Rutgers University professor James Livingston may end up losing his job at the 251-year-old university because of a racist rant he went on against white kids in a Harlem restaurant in June.
What's the background?
Livingston went on a racist Facebook rant against white children and their parents after visiting Harlem Shake on May 31. The tirade has since been deleted from his page. He later revealed that he received death threats in response to the rant.
After Livington's remarks were widely publicized, Rutgers University announced that it would launch an investigation into the professor, including his inflammatory remarks.
A statement from the Rutgers University Media Relations department said, “There is no place for racial intolerance at Rutgers. This matter has been referred to the appropriate leaders at the Rutgers-New Brunswick campus, where Dr. Livingston teaches, to determine whether his comments violate university policies prohibiting discrimination and harassment.”
In response to the outcry against Livingston, the owners of Harlem Shake condemned the professor's remarks in a statement provided to TheBlaze in June.
Jelena Pasic and Dardra Coaxum told TheBlaze, “For five years and counting, we built our business on a prerogative [of] cherishing diversity within our ownership, staff and customers in our beloved Harlem COMMUNITY. We refuse to be sucked into your racist rants, so if you wish to name drop, please use names of those with similar views.”
“We ask that our name is removed from your rant because we do not want to have anything to do with you,” the women added. “And yeah, we ask that you get your burgers somewhere else. We do not tolerate ‘racism’ either. We thrive on equality and fairness and have full intentions to keep it that way!”
Livingston initially tried to explain his comments in a blog post by claiming that the remarks were simply jokes, but said that he maintains the position that “reverse racism” doesn’t exist.
Livingston seemed to double down on his initial remarks, concluding the posting by writing, “I don’t want to be black. I just don’t want to be white.”
What are the investigation's findings?
A Tuesday news release from FIRE — the Foundation for Individual Rights in Education — revealed that Rutgers found Livingston guilty of violating the university’s Policy Prohibiting Discrimination and Harassment with his inflammatory Facebook remarks.
FIRE wrote a letter to the university Tuesday on Livingston's behalf demanding that they reverse the guilty finding, which could cost Livingston — a tenured professor at the public university — his job.
A portion of FIRE Director of Litigation Marieke Tuthill Beck-Coon's letter read:
We write today to express our grave concern about Rutgers University’s finding that Professor Livingston violated the institution’s Policy Prohibiting Discrimination and Harassment.
Issued by the Office of Employment Equity and upheld on appeal by Associate Vice President Harry Agnostak, this finding violates Professor Livingston’s well-established First Amendment right to express himself as a private citizen on matters of public concern.

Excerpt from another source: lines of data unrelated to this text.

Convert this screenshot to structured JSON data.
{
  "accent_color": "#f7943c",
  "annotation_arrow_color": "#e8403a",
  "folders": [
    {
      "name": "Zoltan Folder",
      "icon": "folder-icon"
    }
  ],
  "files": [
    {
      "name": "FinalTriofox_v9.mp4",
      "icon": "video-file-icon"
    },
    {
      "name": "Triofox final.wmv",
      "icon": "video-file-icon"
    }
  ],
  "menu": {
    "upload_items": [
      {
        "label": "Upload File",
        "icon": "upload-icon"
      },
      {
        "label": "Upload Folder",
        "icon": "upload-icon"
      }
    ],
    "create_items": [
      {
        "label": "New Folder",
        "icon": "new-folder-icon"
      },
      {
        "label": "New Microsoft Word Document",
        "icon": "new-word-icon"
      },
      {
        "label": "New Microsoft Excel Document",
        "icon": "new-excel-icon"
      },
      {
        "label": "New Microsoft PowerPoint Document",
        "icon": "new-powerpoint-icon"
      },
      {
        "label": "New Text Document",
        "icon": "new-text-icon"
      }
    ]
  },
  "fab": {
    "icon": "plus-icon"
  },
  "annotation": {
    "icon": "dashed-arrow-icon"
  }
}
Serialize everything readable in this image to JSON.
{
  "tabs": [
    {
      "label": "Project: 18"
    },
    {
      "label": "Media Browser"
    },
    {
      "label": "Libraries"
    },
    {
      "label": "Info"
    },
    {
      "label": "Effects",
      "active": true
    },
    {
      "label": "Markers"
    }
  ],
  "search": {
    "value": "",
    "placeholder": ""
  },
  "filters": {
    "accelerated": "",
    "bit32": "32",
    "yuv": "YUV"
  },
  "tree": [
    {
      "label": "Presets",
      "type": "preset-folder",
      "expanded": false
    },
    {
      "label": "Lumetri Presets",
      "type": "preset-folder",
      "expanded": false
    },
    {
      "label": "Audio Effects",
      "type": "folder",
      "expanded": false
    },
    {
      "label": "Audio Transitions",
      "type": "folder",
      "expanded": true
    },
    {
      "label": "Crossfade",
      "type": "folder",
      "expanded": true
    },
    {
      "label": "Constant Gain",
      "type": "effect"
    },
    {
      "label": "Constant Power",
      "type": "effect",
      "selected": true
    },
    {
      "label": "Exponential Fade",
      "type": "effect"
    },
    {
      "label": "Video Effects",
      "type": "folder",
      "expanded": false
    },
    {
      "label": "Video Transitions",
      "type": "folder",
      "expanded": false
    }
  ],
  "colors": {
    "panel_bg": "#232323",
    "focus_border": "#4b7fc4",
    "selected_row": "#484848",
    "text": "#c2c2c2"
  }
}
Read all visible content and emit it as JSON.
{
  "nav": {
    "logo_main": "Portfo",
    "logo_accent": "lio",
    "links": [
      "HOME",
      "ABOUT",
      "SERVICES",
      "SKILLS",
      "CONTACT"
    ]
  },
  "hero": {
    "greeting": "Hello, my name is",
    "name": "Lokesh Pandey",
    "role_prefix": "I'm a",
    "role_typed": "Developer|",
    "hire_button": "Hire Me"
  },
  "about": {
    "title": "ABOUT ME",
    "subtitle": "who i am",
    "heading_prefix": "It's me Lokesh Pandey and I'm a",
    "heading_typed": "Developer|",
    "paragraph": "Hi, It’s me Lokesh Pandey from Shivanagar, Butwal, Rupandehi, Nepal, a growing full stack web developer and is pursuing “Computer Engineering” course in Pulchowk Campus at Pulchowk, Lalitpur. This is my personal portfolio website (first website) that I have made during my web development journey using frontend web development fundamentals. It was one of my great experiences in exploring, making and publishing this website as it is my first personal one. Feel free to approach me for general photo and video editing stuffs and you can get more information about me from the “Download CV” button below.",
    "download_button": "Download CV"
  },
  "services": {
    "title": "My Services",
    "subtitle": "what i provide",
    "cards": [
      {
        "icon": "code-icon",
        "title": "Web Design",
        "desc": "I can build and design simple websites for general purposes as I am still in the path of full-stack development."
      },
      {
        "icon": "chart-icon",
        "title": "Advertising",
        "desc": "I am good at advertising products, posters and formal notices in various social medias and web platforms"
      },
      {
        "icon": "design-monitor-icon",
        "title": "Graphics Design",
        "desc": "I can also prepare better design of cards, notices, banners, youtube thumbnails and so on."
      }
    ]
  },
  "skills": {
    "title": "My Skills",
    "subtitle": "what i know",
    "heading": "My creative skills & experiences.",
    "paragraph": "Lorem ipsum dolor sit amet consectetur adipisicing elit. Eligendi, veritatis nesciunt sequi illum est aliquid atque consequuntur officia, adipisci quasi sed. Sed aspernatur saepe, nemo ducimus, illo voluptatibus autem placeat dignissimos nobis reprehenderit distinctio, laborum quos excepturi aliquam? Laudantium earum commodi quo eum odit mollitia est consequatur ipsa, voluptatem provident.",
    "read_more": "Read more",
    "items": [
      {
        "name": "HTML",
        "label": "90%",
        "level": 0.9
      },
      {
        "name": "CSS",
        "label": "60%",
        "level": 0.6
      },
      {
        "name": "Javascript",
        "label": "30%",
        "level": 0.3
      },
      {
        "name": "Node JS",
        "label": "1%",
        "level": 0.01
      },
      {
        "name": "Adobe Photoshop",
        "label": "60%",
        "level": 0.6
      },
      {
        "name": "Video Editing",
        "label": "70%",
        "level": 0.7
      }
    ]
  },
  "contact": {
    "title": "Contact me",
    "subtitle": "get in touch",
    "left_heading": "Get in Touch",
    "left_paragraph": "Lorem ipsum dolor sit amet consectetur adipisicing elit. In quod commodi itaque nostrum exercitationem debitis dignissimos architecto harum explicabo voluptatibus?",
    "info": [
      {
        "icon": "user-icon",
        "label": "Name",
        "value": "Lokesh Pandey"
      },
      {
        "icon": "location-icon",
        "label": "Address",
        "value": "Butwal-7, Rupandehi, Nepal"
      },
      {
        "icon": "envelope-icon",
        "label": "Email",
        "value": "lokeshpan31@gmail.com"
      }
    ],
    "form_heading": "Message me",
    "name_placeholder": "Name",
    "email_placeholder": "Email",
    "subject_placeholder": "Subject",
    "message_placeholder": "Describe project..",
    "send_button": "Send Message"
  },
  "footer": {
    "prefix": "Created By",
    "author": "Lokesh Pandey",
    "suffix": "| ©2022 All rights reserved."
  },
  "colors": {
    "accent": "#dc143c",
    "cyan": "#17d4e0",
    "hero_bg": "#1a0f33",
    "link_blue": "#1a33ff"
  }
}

Further, the decision’s untenable rationale poses a serious threat to the academic freedom of Rutgers faculty and impermissibly hinders their ability to fulfill their essential role in our democracy.
The organization reported that Livingston's formal punishment has yet to be announced, but the school's policy permits disciplinary action 'up to and including discharge.'"
What did Livingston say?
According to the news release, Livingston hopes that university will reconsider its decision.
“I allowed FIRE to publicize this finding not simply on my own behalf, but because I believe the intellectual mission of Rutgers, a place to which I’ve devoted my career, is in peril, and being overridden for the sake of public relations,” he said, according to the organization.
“Allowing human resource administrators to tell a professor of 30 years what he can and can’t say on Facebook means that the tradition of academic freedom in our public universities is essentially over. I respect that tradition too much not to protest,” he added.
“I’m also a fan of the Constitution, which is equally under assault here,” Livingston concluded. “I very much hope the university will see its way to overturning this finding of ‘reverse racism’ and reaffirming the democratic freedoms that Rutgers has long stood for.”